TASK TO COMPLETE. Copy out each line featuring the string "European" from the entries beneath.

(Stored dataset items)
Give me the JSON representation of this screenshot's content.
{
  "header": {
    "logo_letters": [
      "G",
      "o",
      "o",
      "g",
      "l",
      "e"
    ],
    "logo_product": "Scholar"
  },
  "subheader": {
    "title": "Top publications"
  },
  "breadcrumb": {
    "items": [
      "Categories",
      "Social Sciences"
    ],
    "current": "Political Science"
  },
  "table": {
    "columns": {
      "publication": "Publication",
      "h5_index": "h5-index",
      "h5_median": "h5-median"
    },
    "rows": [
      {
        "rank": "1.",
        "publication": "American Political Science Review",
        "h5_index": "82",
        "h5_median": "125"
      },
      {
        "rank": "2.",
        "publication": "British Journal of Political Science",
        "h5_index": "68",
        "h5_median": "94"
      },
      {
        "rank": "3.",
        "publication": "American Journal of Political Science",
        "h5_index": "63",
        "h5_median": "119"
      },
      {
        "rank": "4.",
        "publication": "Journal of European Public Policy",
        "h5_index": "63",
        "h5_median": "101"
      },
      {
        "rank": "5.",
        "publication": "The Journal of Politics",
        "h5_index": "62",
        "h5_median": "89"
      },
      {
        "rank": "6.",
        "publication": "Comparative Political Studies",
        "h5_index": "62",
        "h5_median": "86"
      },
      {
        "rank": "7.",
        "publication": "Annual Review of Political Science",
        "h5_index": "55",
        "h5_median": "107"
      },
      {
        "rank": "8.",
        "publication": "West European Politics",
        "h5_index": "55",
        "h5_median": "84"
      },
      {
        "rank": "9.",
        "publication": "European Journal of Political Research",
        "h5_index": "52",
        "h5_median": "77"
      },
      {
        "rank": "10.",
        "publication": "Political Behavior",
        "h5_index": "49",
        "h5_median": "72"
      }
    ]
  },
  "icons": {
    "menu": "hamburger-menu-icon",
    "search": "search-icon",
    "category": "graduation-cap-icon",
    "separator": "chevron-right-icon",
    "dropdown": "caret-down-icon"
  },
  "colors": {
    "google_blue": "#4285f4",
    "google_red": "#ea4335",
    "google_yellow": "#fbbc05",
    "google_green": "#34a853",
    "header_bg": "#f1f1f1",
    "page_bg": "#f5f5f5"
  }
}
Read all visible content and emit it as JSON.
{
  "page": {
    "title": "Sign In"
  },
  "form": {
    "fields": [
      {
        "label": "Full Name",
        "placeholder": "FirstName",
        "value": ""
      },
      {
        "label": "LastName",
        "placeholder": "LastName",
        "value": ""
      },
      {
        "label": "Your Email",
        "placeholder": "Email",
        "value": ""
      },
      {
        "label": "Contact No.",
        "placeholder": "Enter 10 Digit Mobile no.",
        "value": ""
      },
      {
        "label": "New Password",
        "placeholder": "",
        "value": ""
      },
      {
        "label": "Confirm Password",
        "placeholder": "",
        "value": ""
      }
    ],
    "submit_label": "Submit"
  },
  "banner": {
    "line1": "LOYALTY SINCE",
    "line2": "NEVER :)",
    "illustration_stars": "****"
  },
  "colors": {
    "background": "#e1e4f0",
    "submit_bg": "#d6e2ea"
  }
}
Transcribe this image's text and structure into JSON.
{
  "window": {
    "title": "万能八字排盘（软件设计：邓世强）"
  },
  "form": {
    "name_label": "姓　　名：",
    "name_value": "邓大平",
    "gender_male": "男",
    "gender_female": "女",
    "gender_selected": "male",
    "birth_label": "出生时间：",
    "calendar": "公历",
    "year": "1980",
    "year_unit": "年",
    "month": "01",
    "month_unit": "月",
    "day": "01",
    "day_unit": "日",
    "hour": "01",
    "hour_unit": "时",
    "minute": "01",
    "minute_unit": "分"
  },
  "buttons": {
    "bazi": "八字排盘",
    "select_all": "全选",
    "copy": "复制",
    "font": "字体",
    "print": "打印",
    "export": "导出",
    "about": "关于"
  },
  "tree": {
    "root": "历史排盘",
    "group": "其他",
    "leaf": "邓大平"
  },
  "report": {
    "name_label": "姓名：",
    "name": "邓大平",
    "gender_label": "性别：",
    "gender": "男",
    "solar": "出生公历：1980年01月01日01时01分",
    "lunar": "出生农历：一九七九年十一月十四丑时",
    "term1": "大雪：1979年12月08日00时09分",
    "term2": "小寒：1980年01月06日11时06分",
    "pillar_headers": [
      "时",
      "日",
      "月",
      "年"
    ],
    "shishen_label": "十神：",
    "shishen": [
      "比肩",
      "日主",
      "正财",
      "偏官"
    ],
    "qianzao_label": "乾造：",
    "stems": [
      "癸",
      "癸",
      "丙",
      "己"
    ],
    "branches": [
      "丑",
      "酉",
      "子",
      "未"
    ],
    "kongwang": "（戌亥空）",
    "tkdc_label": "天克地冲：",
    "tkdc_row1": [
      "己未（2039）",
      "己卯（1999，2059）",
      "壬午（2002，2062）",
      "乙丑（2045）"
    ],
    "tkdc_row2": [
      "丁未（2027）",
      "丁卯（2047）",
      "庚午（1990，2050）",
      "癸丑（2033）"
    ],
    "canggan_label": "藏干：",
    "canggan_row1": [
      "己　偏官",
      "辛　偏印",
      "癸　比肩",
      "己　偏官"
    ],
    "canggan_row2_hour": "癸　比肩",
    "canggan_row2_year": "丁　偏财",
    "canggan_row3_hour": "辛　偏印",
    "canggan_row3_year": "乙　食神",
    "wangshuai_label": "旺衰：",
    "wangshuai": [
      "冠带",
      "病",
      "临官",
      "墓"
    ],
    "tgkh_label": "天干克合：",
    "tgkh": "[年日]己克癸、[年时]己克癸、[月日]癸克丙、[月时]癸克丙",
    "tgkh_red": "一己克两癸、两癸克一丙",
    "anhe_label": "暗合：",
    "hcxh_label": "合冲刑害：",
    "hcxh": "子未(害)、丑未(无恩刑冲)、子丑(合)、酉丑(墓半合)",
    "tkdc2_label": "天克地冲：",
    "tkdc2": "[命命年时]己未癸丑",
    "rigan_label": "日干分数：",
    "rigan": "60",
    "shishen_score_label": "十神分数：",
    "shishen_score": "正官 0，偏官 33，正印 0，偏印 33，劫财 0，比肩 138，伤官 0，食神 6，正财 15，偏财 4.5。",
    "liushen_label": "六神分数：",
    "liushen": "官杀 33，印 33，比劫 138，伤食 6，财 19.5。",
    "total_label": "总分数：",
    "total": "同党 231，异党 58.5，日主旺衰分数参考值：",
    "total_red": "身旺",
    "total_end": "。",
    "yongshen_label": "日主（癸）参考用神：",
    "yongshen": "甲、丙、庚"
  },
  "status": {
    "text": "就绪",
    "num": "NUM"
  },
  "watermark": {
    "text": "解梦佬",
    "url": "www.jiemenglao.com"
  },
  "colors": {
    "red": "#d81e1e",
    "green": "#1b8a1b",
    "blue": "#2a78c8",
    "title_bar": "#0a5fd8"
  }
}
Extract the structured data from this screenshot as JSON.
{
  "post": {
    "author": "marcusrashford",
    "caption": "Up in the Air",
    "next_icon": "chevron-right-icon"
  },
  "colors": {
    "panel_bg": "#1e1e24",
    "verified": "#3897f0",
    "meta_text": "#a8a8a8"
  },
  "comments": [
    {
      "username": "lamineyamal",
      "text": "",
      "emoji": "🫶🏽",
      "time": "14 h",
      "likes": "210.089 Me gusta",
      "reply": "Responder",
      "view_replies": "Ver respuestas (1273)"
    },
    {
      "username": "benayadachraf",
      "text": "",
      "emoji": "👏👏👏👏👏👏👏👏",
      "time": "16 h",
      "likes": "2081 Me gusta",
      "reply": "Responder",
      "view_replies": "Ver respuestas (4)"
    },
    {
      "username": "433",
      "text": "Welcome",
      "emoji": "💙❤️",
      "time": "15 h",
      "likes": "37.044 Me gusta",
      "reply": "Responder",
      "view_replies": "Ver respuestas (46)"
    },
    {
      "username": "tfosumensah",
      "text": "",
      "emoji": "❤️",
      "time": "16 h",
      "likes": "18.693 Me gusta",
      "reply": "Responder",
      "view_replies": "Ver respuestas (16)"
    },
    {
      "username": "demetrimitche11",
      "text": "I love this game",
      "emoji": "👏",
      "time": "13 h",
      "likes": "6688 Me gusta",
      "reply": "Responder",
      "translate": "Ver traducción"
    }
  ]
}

SOLUTION TO THIS EXERCISE.
        "publication": "Journal of European Public Policy",
        "publication": "West European Politics",
        "publication": "European Journal of Political Research",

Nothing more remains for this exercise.